Malaysia’s crime situation would not have deteriorated to present depths if IPCMC had been formed in past seven years
There was little credibility when it was reported in June that an Internet survey listed Kuala Lumpur among the most dangerous cities in the world – the sixth most dangerous city in the world after San Pedro Sula in Honduras, Ciudad Huarez in Mexico, Maceio in Brazil, Acapulco in Mexico and Sharm el Sheikh in Egypt.
But there was even less credibility when the Prime Minister, Deputy Prime Minister and the Home Minister claimed for the past two years that Malaysia is the safest country in South-East Asia.
The tragedy after the 13th General Election on May 5, 2013 is that Malaysia seems set to want to prove that Malaysia is an increasingly dangerous country rather than the safest country in the region, with the police and government authorities continuing to dismiss the feeling and conviction by the majority of Malaysians of rising crime and being unsafe in the country as only a matter of perception not backed up by official crime statistics, Government Transformation Programme (GTP) and National Key Results Area (NKRA) findings and reports.
The shooting and attempted assassination of whistleblower MyWatch Chairman R. Sri Sanjeevan, the shooting and killing of Arab Malaysian Bank founder Hussain Ahmad Najadi and the recent spate of murders and attempted murders by firearms have given Malaysia a bad name internationally as a country which is unsafe for her people, visitors and investors with far-reaching effects for Malaysia’s economic future and tourist prospects.
How did Malaysia descend to such depths of increasing criminality and deterioration of public safety despite all the hullabaloo about Government Transformation Programme and National Key Results Areas (NKRAs) which placed fighting and reducing crime as one of its top six priorities in the past four years?
Malaysia is establishing a world record of a country where its GTPs, NKRAs and PKIs about reducing crime have resulted in worsening crime situation as to reach uncontrollable levels despite beautiful charts, graphs and statistics of official reports and findings pointing to the contrary!
There can be no doubt that the crime situation had worsened after the 13th general election despite having a new Home Minister and a new Inspector-General of Police, and the public launch of a “war against crime” by the Prime Minister, Datuk Seri Najib Razak in the middle of last month.
The official claim of success in reducing the crime index by 26.8% since the first phase of the GTP in 2009 cannot hide the fact of a growing gulf between the police’s claims and the people’s perception and fear of crime not only from their direct and indirect experience with rampant crime but the government’s inability to instill public confidence that the police can protect the safety and security of citizens, tourists and investors.

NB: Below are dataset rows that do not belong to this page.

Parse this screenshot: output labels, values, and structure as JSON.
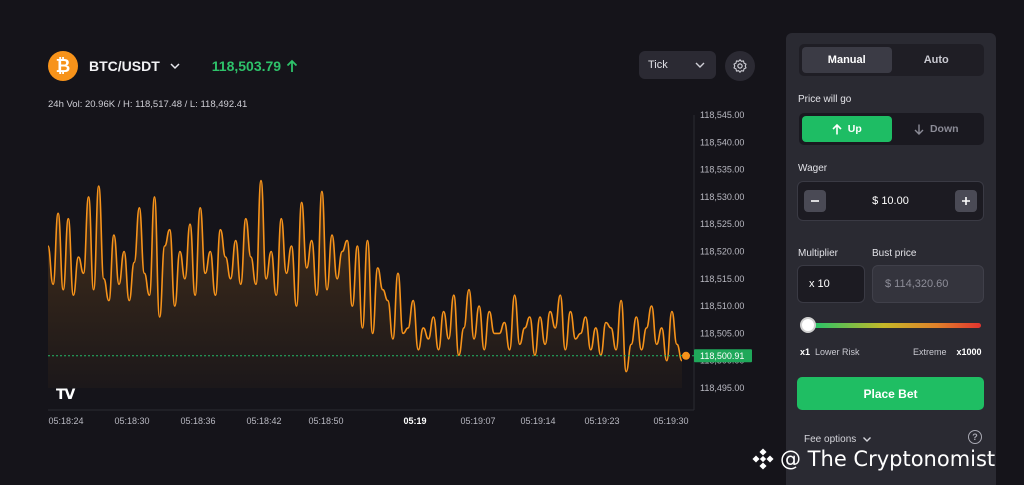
{
  "header": {
    "pair": "BTC/USDT",
    "logo_glyph": "₿",
    "price": "118,503.79",
    "price_color": "#2ec26a",
    "stats": "24h Vol: 20.96K / H: 118,517.48 / L: 118,492.41"
  },
  "toolbar": {
    "interval": "Tick"
  },
  "chart_data": {
    "type": "line",
    "ylim": [
      118495,
      118545
    ],
    "yticks": [
      "118,545.00",
      "118,540.00",
      "118,535.00",
      "118,530.00",
      "118,525.00",
      "118,520.00",
      "118,515.00",
      "118,510.00",
      "118,505.00",
      "118,500.00",
      "118,495.00"
    ],
    "xticks": [
      "05:18:24",
      "05:18:30",
      "05:18:36",
      "05:18:42",
      "05:18:50",
      "05:19",
      "05:19:07",
      "05:19:14",
      "05:19:23",
      "05:19:30"
    ],
    "last_price_label": "118,500.91",
    "current_price_line": 118500.9,
    "line_color": "#f7931a",
    "values": [
      118521,
      118514,
      118527,
      118513,
      118526,
      118512,
      118519,
      118516,
      118530,
      118513,
      118532,
      118515,
      118511,
      118523,
      118514,
      118520,
      118511,
      118518,
      118528,
      118516,
      118512,
      118530,
      118508,
      118521,
      118524,
      118510,
      118520,
      118515,
      118525,
      118512,
      118528,
      118516,
      118520,
      118512,
      118524,
      118519,
      118515,
      118522,
      118514,
      118526,
      118519,
      118514,
      118533,
      118515,
      118520,
      118512,
      118526,
      118516,
      118521,
      118510,
      118529,
      118517,
      118522,
      118512,
      118531,
      118513,
      118523,
      118515,
      118520,
      118522,
      118510,
      118521,
      118506,
      118522,
      118505,
      118517,
      118513,
      118511,
      118504,
      118516,
      118505,
      118506,
      118511,
      118502,
      118506,
      118504,
      118508,
      118502,
      118509,
      118504,
      118512,
      118501,
      118506,
      118513,
      118504,
      118510,
      118502,
      118509,
      118505,
      118505,
      118507,
      118502,
      118512,
      118503,
      118506,
      118508,
      118501,
      118508,
      118503,
      118509,
      118506,
      118512,
      118502,
      118509,
      118504,
      118505,
      118508,
      118502,
      118506,
      118501,
      118507,
      118506,
      118502,
      118511,
      118498,
      118503,
      118508,
      118502,
      118506,
      118510,
      118503,
      118506,
      118500,
      118509,
      118503,
      118500
    ]
  },
  "tv_logo": "TV",
  "panel": {
    "tabs": [
      "Manual",
      "Auto"
    ],
    "direction_label": "Price will go",
    "up_label": "Up",
    "down_label": "Down",
    "wager_label": "Wager",
    "wager_value": "$ 10.00",
    "multiplier_label": "Multiplier",
    "multiplier_value": "x 10",
    "bust_label": "Bust price",
    "bust_value": "$ 114,320.60",
    "risk_left_mult": "x1",
    "risk_left_text": "Lower Risk",
    "risk_right_text": "Extreme",
    "risk_right_mult": "x1000",
    "multiplier_level": 0.01,
    "place_bet": "Place Bet",
    "fee_options": "Fee options",
    "help_glyph": "?"
  },
  "watermark": "@ The Cryptonomist"
}
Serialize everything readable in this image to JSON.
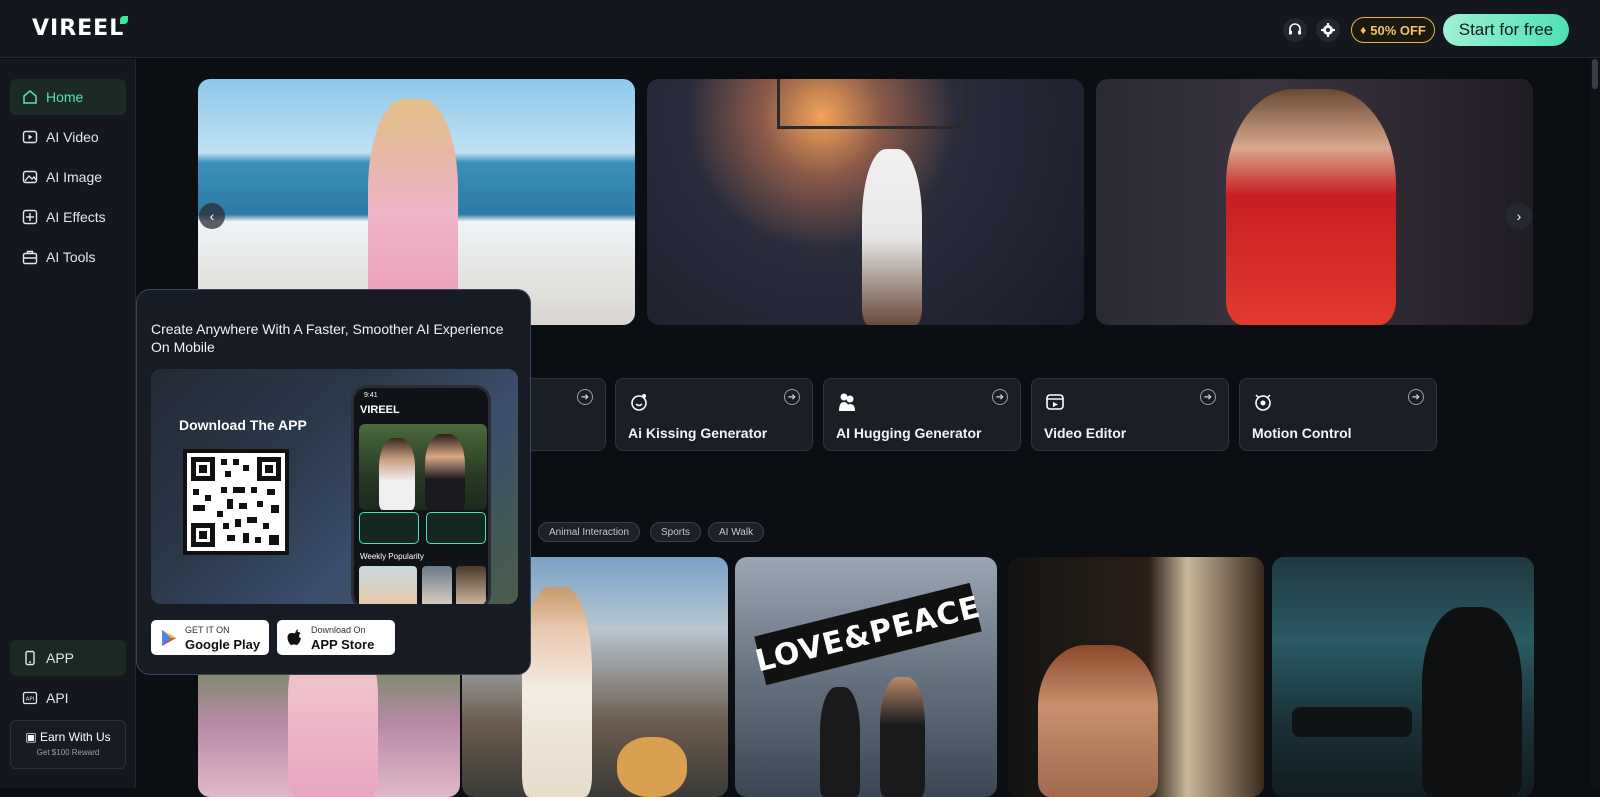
{
  "header": {
    "logo": "VIREEL",
    "discount_badge": "50% OFF",
    "start_button": "Start for free"
  },
  "sidebar": {
    "items": [
      {
        "label": "Home",
        "icon": "home-icon"
      },
      {
        "label": "AI Video",
        "icon": "play-icon"
      },
      {
        "label": "AI Image",
        "icon": "image-icon"
      },
      {
        "label": "AI Effects",
        "icon": "effects-icon"
      },
      {
        "label": "AI Tools",
        "icon": "toolbox-icon"
      }
    ],
    "bottom_items": [
      {
        "label": "APP",
        "icon": "phone-icon"
      },
      {
        "label": "API",
        "icon": "api-icon"
      }
    ],
    "earn": {
      "title": "Earn With Us",
      "subtitle": "Get $100 Reward"
    }
  },
  "popup": {
    "title": "Create Anywhere With A Faster, Smoother AI Experience On Mobile",
    "download_label": "Download The APP",
    "phone": {
      "logo": "VIREEL",
      "weekly": "Weekly Popularity"
    },
    "google_play": {
      "line1": "GET IT ON",
      "line2": "Google Play"
    },
    "app_store": {
      "line1": "Download On",
      "line2": "APP Store"
    }
  },
  "tools": [
    {
      "label": "Ai Kissing Generator",
      "icon": "kiss-icon"
    },
    {
      "label": "AI Hugging Generator",
      "icon": "hug-icon"
    },
    {
      "label": "Video Editor",
      "icon": "video-editor-icon"
    },
    {
      "label": "Motion Control",
      "icon": "motion-icon"
    }
  ],
  "chips": [
    "Animal Interaction",
    "Sports",
    "AI Walk"
  ],
  "gallery": {
    "sign_text": "LOVE&PEACE"
  },
  "colors": {
    "accent": "#4ee0b5",
    "badge": "#f2c463",
    "background": "#0b0e13",
    "panel": "#14181e"
  }
}
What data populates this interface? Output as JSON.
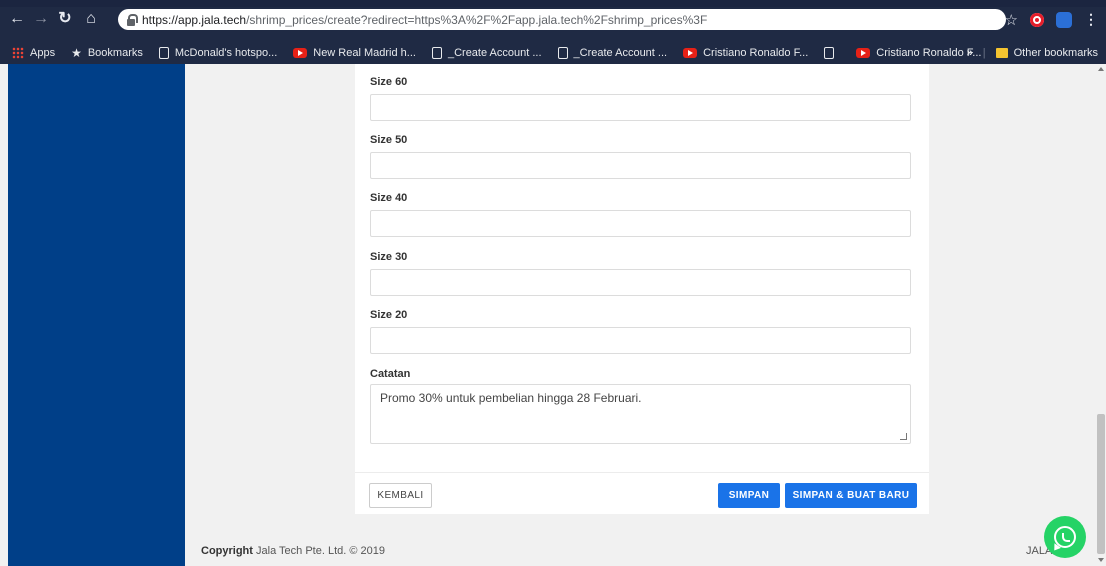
{
  "browser": {
    "url_host": "https://app.jala.tech",
    "url_path": "/shrimp_prices/create?redirect=https%3A%2F%2Fapp.jala.tech%2Fshrimp_prices%3F",
    "bookmarks": [
      {
        "label": "Apps",
        "icon": "apps-grid-icon"
      },
      {
        "label": "Bookmarks",
        "icon": "star-icon"
      },
      {
        "label": "McDonald's hotspo...",
        "icon": "page-icon"
      },
      {
        "label": "New Real Madrid h...",
        "icon": "youtube-icon"
      },
      {
        "label": "_Create Account  ...",
        "icon": "page-icon"
      },
      {
        "label": "_Create Account  ...",
        "icon": "page-icon"
      },
      {
        "label": "Cristiano Ronaldo F...",
        "icon": "youtube-icon"
      },
      {
        "label": "",
        "icon": "page-icon"
      },
      {
        "label": "Cristiano Ronaldo F...",
        "icon": "youtube-icon"
      }
    ],
    "overflow": "»",
    "other_bookmarks": "Other bookmarks"
  },
  "form": {
    "fields": [
      {
        "label": "Size 60",
        "value": ""
      },
      {
        "label": "Size 50",
        "value": ""
      },
      {
        "label": "Size 40",
        "value": ""
      },
      {
        "label": "Size 30",
        "value": ""
      },
      {
        "label": "Size 20",
        "value": ""
      }
    ],
    "notes": {
      "label": "Catatan",
      "value": "Promo 30% untuk pembelian hingga 28 Februari."
    },
    "buttons": {
      "back": "KEMBALI",
      "save": "SIMPAN",
      "save_new": "SIMPAN & BUAT BARU"
    }
  },
  "footer": {
    "copyright_label": "Copyright",
    "copyright_text": "Jala Tech Pte. Ltd. © 2019",
    "right_text": "JALA"
  },
  "colors": {
    "sidebar": "#003f88",
    "primary_button": "#1a73e8",
    "whatsapp": "#25d366"
  }
}
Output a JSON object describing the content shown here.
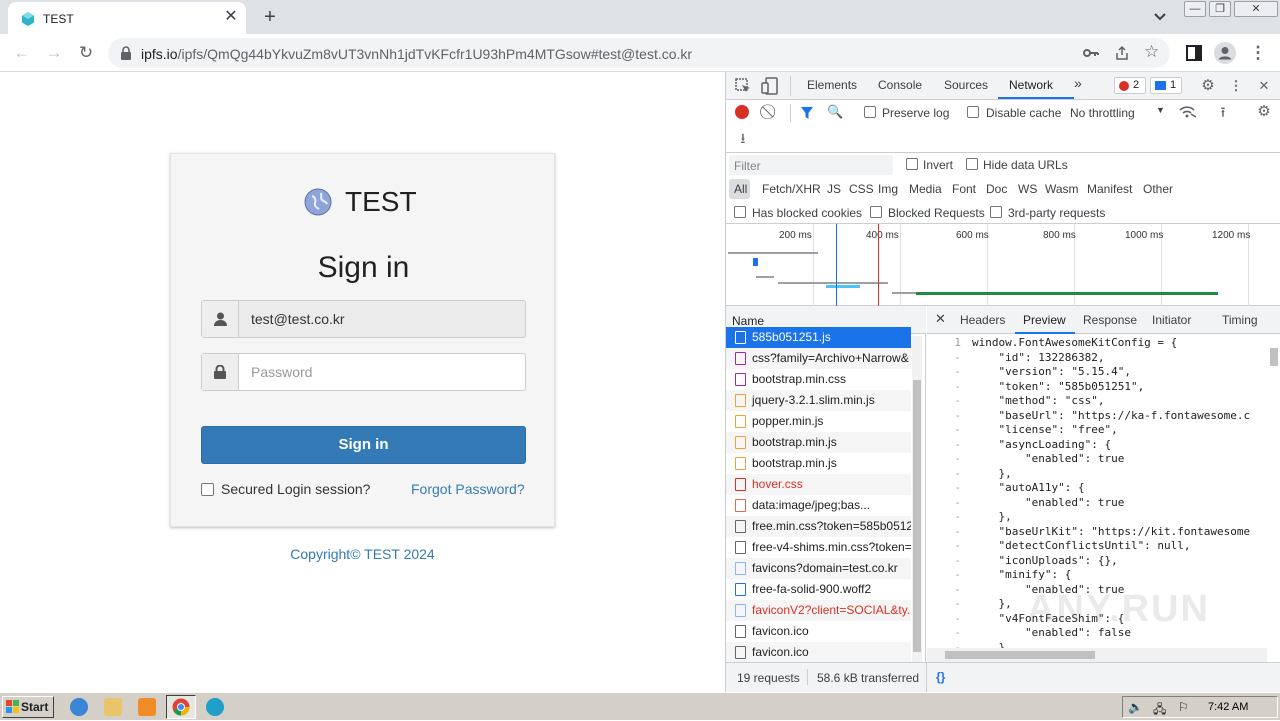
{
  "browser": {
    "tab_title": "TEST",
    "url_host": "ipfs.io",
    "url_rest": "/ipfs/QmQg44bYkvuZm8vUT3vnNh1jdTvKFcfr1U93hPm4MTGsow#test@test.co.kr"
  },
  "page": {
    "brand": "TEST",
    "heading": "Sign in",
    "email_value": "test@test.co.kr",
    "password_placeholder": "Password",
    "signin_label": "Sign in",
    "remember_label": "Secured Login session?",
    "forgot_label": "Forgot Password?",
    "copyright": "Copyright© TEST 2024"
  },
  "devtools": {
    "tabs": [
      "Elements",
      "Console",
      "Sources",
      "Network"
    ],
    "more": "»",
    "error_count": "2",
    "message_count": "1",
    "toolbar": {
      "preserve_log": "Preserve log",
      "disable_cache": "Disable cache",
      "throttling": "No throttling"
    },
    "filter_placeholder": "Filter",
    "invert": "Invert",
    "hide_data_urls": "Hide data URLs",
    "types": [
      "All",
      "Fetch/XHR",
      "JS",
      "CSS",
      "Img",
      "Media",
      "Font",
      "Doc",
      "WS",
      "Wasm",
      "Manifest",
      "Other"
    ],
    "has_blocked_cookies": "Has blocked cookies",
    "blocked_requests": "Blocked Requests",
    "third_party": "3rd-party requests",
    "timeline_ticks": [
      "200 ms",
      "400 ms",
      "600 ms",
      "800 ms",
      "1000 ms",
      "1200 ms"
    ],
    "name_header": "Name",
    "requests": [
      {
        "name": "585b051251.js",
        "color": "#ffffff",
        "icon": "#e8a33c",
        "selected": true
      },
      {
        "name": "css?family=Archivo+Narrow&",
        "color": "#202124",
        "icon": "#9c27b0"
      },
      {
        "name": "bootstrap.min.css",
        "color": "#202124",
        "icon": "#9c27b0"
      },
      {
        "name": "jquery-3.2.1.slim.min.js",
        "color": "#202124",
        "icon": "#e8a33c"
      },
      {
        "name": "popper.min.js",
        "color": "#202124",
        "icon": "#e8a33c"
      },
      {
        "name": "bootstrap.min.js",
        "color": "#202124",
        "icon": "#e8a33c"
      },
      {
        "name": "bootstrap.min.js",
        "color": "#202124",
        "icon": "#e8a33c"
      },
      {
        "name": "hover.css",
        "color": "#d93025",
        "icon": "#d93025"
      },
      {
        "name": "data:image/jpeg;bas...",
        "color": "#202124",
        "icon": "#e46a4b"
      },
      {
        "name": "free.min.css?token=585b0512",
        "color": "#202124",
        "icon": "#666666"
      },
      {
        "name": "free-v4-shims.min.css?token=",
        "color": "#202124",
        "icon": "#666666"
      },
      {
        "name": "favicons?domain=test.co.kr",
        "color": "#202124",
        "icon": "#8ab4f8"
      },
      {
        "name": "free-fa-solid-900.woff2",
        "color": "#202124",
        "icon": "#1a73e8"
      },
      {
        "name": "faviconV2?client=SOCIAL&ty...",
        "color": "#d93025",
        "icon": "#8ab4f8"
      },
      {
        "name": "favicon.ico",
        "color": "#202124",
        "icon": "#666666"
      },
      {
        "name": "favicon.ico",
        "color": "#202124",
        "icon": "#666666"
      }
    ],
    "detail_tabs": [
      "Headers",
      "Preview",
      "Response",
      "Initiator",
      "Timing"
    ],
    "active_detail_tab": "Preview",
    "code_lines": [
      {
        "ln": "1",
        "t": "window.FontAwesomeKitConfig = {"
      },
      {
        "ln": "-",
        "t": "    \"id\": 132286382,"
      },
      {
        "ln": "-",
        "t": "    \"version\": \"5.15.4\","
      },
      {
        "ln": "-",
        "t": "    \"token\": \"585b051251\","
      },
      {
        "ln": "-",
        "t": "    \"method\": \"css\","
      },
      {
        "ln": "-",
        "t": "    \"baseUrl\": \"https://ka-f.fontawesome.c"
      },
      {
        "ln": "-",
        "t": "    \"license\": \"free\","
      },
      {
        "ln": "-",
        "t": "    \"asyncLoading\": {"
      },
      {
        "ln": "-",
        "t": "        \"enabled\": true"
      },
      {
        "ln": "-",
        "t": "    },"
      },
      {
        "ln": "-",
        "t": "    \"autoA11y\": {"
      },
      {
        "ln": "-",
        "t": "        \"enabled\": true"
      },
      {
        "ln": "-",
        "t": "    },"
      },
      {
        "ln": "-",
        "t": "    \"baseUrlKit\": \"https://kit.fontawesome"
      },
      {
        "ln": "-",
        "t": "    \"detectConflictsUntil\": null,"
      },
      {
        "ln": "-",
        "t": "    \"iconUploads\": {},"
      },
      {
        "ln": "-",
        "t": "    \"minify\": {"
      },
      {
        "ln": "-",
        "t": "        \"enabled\": true"
      },
      {
        "ln": "-",
        "t": "    },"
      },
      {
        "ln": "-",
        "t": "    \"v4FontFaceShim\": {"
      },
      {
        "ln": "-",
        "t": "        \"enabled\": false"
      },
      {
        "ln": "-",
        "t": "    },"
      }
    ],
    "requests_count": "19 requests",
    "transferred": "58.6 kB transferred",
    "format_icon": "{}"
  },
  "taskbar": {
    "start_label": "Start",
    "clock": "7:42 AM"
  },
  "watermark": "ANY.RUN",
  "colors": {
    "accent": "#337ab7",
    "selected_row": "#1a73e8",
    "record_red": "#d93025"
  }
}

This gulf has become wider in the past three months after the general elections, with the rise of a new criminal menace after the mass armed gang robberies of customers and owners of open restaurants and eateries – the easy access to firearms and their rampant use for murders and attempted murders.
The Inspector-General of Police Tan Sri Khalid Abu Bakar, in response to his predecessor Tan Sri Musa Hassan’s suspicion that the attempt to murder Sanjeevan was linked to his recent expose on police personnel with crime syndicates links, said the police were willing to let an independent body investigate allegations of wrongdoings and corruption in the force as the police had nothing to hide.
I do not believe Malaysia’s crime situation would have deteriorated to the prevent depths as illustrated by the Sanjeevan and Najadi shootings and the recent spate of murders/attempted murders by firearms if the Independent Police Complaints and Misconduct Commission (IPCMC) as proposed by the Dzaiddin Police Royal Commission of Inquiry in 2006 had been formed in past seven years to eradicate police corruption and wrongdoings.
Najib said today that he is prepared to consider “anything” the police needs to fight serious crime.
Is the Prime Minister prepared to consider “anything” the people needs to fight serious crime?
Is the Prime Minister prepared to introduce a bill to establish the long-awaited IPCMC in the September meeting of Parliament as an IPCMC will go a long way not only to restore public confidence in the efficiency, independence and professionalism of the police but will make a major contribution in the war against crime, including serious crime, by ensuring greater police commitment and professionali